◆ DESCRIPTION OF THE TASK:
Tally how many lines in this material contain the word "name", and reply only with the count.

◆ ENTRIES PROVIDED:

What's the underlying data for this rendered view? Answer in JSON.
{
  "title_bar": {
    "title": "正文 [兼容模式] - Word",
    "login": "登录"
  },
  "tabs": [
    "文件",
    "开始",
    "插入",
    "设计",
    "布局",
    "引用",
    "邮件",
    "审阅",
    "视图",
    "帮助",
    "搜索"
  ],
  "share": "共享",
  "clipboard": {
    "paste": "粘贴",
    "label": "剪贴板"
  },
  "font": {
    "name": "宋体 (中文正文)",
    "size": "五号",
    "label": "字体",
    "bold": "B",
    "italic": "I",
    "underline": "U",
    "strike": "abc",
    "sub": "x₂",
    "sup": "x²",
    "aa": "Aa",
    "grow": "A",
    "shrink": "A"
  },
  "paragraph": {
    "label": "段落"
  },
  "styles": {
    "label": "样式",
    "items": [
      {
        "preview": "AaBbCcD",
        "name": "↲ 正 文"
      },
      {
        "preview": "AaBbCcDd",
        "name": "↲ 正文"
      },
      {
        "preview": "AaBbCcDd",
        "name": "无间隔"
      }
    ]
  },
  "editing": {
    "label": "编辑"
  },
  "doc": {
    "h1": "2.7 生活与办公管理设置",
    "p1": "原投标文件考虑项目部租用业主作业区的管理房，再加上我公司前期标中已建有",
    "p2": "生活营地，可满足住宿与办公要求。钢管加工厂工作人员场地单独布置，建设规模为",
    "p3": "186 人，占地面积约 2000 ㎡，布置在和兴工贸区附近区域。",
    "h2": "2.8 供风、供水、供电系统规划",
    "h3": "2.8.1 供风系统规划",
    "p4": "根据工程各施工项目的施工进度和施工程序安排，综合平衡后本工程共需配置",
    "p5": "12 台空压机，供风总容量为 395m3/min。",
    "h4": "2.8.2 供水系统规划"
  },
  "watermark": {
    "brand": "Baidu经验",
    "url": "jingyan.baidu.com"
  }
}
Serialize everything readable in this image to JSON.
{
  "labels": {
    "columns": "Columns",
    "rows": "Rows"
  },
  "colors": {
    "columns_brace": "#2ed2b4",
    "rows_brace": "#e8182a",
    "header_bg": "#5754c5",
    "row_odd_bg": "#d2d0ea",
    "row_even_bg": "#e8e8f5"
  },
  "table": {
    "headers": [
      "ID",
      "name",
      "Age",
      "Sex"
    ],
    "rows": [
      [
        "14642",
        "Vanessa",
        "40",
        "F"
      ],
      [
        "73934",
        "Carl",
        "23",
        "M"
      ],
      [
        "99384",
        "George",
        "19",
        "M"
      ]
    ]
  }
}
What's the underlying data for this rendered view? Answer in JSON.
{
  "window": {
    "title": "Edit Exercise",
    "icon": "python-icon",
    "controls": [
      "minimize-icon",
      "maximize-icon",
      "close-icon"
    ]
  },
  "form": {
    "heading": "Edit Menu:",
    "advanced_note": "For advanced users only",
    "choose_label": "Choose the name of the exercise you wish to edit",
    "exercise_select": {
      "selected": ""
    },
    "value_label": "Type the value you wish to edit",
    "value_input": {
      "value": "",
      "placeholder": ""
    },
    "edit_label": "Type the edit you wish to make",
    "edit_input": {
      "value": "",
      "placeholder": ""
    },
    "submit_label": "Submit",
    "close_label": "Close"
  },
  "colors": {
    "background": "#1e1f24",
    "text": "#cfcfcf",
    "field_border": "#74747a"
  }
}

◆ ANSWER TO THE EXERCISE:
6